Our Director of Public Sector, Eamonn Sheehy, discusses the issues of data sovereignty for government cloud environments, in the first of a 3-part blog series on data protection for the public sector.
As more CARICOM governments begin deploying applications and storing potentially sensitive data in public cloud infrastructure, the issue of data sovereignty, privacy, and the potential legal implications of the loss of such sovereignty or privacy can negatively impact their citizenries has become more of a priority. These risks are considerably magnified when applications and data are hosted in public clouds outside a government's jurisdiction, or with global cloud providers with no presence in the Caribbean or Latin America.
While data sovereignty challenges are rarely an issue in more “developed” countries the same cannot be said for countries across the Caribbean and Latin America. Cloud Providers servicing companies based in the US or Europe most likely have a physical cloud infrastructure presence in their country. In the case of European Union member states specifically, countries can insist that sensitive data reside only on cloud infrastructure located within their jurisdiction. This has helped mitigate the risks associated with data sovereignty and allowed organizations to maintain control of where their data resides. Even so, this does not always guarantee control over the data.
Global players, such as Google, Microsoft, or Amazon, typically store both their applications and data across many different data centres across multiple jurisdictions making the issue of jurisdictional sovereignty very complex. Consider a scenario where a Caribbean government hosts data in a public cloud environment with data being located on servers in several external jurisdictions. Which jurisdiction should be allowed to claim sovereignty over the data? Is it the jurisdiction where the government is located, or the jurisdiction where the servers are located?
According to Kristina Irion, Senior Researcher at the Institute for Information Law (IViR) at the University of Amsterdam, an additional legal factor should be considered whereby “certain countries’ legislation has extra-territorial reach and it suffices that the cloud service provider is under an obligation to turn over data in its custody.”
The European Union’s Cybercrime Convention Committee discussion paper on cybercrime recognized that independence of data location is a key characteristic of cloud computing, and therefore “it is often not obvious for criminal justice authorities in which jurisdiction the data is stored and/or which legal regime applies to data.” A service provider may have its headquarters in one jurisdiction and apply the legal regime of a second jurisdiction while the data is stored in a third jurisdiction. Data may be mirrored in several or move between jurisdictions. If the location of data determines the jurisdiction, it is conceivable that a cloud service provider systematically moves data to prevent criminal justice access.
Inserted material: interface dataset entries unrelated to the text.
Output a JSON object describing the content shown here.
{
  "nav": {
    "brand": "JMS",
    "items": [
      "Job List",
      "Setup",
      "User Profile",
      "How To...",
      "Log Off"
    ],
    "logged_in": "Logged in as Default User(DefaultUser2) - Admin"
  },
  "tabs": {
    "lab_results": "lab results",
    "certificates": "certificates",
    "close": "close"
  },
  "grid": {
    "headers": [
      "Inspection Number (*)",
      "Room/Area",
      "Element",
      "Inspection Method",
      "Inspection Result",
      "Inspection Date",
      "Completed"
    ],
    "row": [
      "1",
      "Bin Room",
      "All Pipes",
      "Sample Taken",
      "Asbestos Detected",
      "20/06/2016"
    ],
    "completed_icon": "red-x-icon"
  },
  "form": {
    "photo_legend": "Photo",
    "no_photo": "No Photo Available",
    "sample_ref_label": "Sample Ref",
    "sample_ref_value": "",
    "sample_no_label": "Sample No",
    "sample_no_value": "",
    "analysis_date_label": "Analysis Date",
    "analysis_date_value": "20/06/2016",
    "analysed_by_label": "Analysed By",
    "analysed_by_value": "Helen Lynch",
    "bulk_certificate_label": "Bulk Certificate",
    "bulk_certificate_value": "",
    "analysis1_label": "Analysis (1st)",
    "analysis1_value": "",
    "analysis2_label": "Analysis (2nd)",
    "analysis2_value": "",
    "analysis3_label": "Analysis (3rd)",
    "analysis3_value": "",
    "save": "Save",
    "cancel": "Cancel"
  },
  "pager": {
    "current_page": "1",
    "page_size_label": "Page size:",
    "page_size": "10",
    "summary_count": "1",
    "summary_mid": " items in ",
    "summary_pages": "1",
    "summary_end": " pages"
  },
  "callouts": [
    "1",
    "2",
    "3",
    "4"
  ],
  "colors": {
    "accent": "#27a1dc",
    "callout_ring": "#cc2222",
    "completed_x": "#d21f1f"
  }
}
According to a report by the United Nations Commission for Trade and Development (UNCTAD), “increased reliance on cloud-computing solutions also [raises] questions about what jurisdictions apply in specific cases. Such lack of clarity creates uncertainty for consumers and businesses, limits the scope for cross-border exchange, and stifles growth.”
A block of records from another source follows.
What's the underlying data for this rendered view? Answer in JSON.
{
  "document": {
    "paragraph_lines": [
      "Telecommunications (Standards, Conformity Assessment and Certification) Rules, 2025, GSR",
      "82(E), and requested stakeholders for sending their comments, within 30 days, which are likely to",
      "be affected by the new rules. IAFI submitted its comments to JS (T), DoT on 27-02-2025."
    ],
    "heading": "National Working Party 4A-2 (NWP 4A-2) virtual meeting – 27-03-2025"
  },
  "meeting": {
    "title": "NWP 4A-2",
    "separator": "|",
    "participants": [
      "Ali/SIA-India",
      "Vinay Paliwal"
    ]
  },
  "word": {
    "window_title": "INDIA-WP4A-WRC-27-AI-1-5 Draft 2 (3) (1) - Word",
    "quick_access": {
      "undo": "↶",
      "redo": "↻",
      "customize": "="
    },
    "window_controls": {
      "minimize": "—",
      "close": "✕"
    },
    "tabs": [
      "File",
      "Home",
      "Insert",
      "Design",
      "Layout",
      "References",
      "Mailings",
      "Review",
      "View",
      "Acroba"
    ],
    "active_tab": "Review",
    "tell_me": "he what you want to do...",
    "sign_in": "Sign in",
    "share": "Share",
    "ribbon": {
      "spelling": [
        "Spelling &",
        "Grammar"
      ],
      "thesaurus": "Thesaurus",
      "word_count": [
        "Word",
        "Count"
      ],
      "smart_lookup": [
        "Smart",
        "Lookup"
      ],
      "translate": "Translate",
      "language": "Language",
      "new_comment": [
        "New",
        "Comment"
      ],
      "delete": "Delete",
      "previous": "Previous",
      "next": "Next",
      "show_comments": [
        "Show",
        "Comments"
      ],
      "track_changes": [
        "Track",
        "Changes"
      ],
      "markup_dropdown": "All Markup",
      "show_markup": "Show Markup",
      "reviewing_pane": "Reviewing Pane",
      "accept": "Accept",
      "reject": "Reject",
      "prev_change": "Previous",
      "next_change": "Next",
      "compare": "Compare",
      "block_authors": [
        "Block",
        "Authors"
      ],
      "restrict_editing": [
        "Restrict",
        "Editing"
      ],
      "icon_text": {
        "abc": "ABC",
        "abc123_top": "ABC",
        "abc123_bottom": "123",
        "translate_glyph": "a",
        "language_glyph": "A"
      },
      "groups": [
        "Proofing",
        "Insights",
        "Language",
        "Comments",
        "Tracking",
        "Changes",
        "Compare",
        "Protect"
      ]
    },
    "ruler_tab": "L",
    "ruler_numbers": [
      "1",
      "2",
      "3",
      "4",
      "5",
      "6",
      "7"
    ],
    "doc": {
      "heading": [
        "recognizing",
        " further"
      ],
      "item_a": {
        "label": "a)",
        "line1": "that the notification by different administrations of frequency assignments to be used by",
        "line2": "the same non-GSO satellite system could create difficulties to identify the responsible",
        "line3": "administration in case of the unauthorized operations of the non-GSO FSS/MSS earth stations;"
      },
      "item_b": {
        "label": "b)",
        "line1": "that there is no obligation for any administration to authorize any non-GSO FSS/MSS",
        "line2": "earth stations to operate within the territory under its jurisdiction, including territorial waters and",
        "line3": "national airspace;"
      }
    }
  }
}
The UNCTAD report goes on to state that “the issue of cloud computing and cross-border data transfers is closely linked to the issue of surveillance since cloud services provided by private sector organizations [has] become a mechanism for accessing personal data by national security agencies.”
It is clear and not surprising the issues of data location, jurisdictional control, and data sovereignty have emerged with the growth of cloud service deployments and are key fundamental policy considerations for both governments and commercial operators.
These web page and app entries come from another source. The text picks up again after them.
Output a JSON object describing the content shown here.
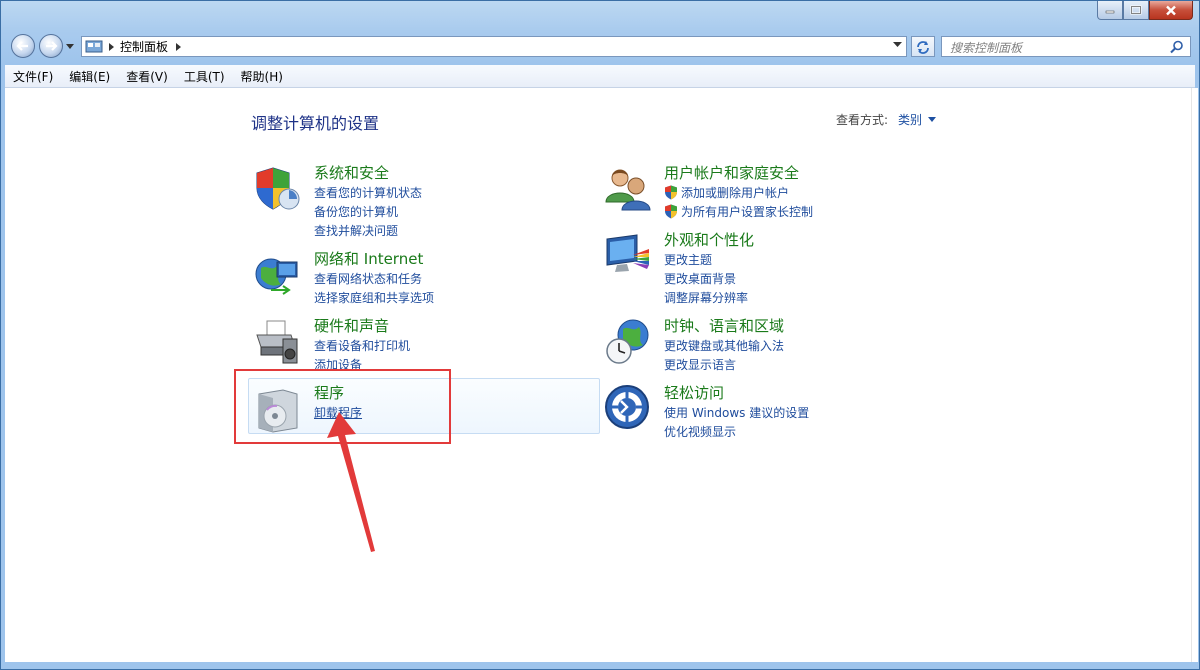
{
  "address": {
    "crumb": "控制面板"
  },
  "search": {
    "placeholder": "搜索控制面板"
  },
  "menu": [
    "文件(F)",
    "编辑(E)",
    "查看(V)",
    "工具(T)",
    "帮助(H)"
  ],
  "page": {
    "title": "调整计算机的设置",
    "view_by_label": "查看方式:",
    "view_by_value": "类别"
  },
  "categories": {
    "system": {
      "title": "系统和安全",
      "links": [
        "查看您的计算机状态",
        "备份您的计算机",
        "查找并解决问题"
      ]
    },
    "network": {
      "title": "网络和 Internet",
      "links": [
        "查看网络状态和任务",
        "选择家庭组和共享选项"
      ]
    },
    "hardware": {
      "title": "硬件和声音",
      "links": [
        "查看设备和打印机",
        "添加设备"
      ]
    },
    "programs": {
      "title": "程序",
      "links": [
        "卸载程序"
      ]
    },
    "users": {
      "title": "用户帐户和家庭安全",
      "links": [
        "添加或删除用户帐户",
        "为所有用户设置家长控制"
      ]
    },
    "appearance": {
      "title": "外观和个性化",
      "links": [
        "更改主题",
        "更改桌面背景",
        "调整屏幕分辨率"
      ]
    },
    "clock": {
      "title": "时钟、语言和区域",
      "links": [
        "更改键盘或其他输入法",
        "更改显示语言"
      ]
    },
    "ease": {
      "title": "轻松访问",
      "links": [
        "使用 Windows 建议的设置",
        "优化视频显示"
      ]
    }
  },
  "colors": {
    "title_green": "#1a7a1a",
    "link_blue": "#1f4c9c",
    "annotation_red": "#e23a3a"
  }
}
How Government can Combat Data Sovereignty Issues
CARICOM Governments can minimize the risks of data sovereignty loss by clearly understanding where their cloud-based applications and information reside. This means asking the right questions and partnering with a cloud services provider who can guarantee data will remain within a given jurisdiction. As with any project, the risks and consequences of outcomes must be fully understood, therefore a risk assessment should be conducted to identify any potential vulnerabilities prior to finalizing a decision on the approach to be adopted.
Working with local or regional commercial cloud service providers like Cloud Carib can help considerably in mitigating the risk or loss of data sovereignty.
In the case of CARICOM, the implementation of a common legal framework for data privacy which encompasses the use of a regional cloud computing environment, as part of the development of a single ICT space, could go a long way towards mitigating the risk to data sovereignty. This in turn could bolster confidence in the use of commercial cloud solutions, operating within that legal framework, which can bring significant cost savings and service improvements to governments in their pursuit of digital transformation.
For more information on how Cloud Carib can help your organization achieve data sovereignty, please contact us.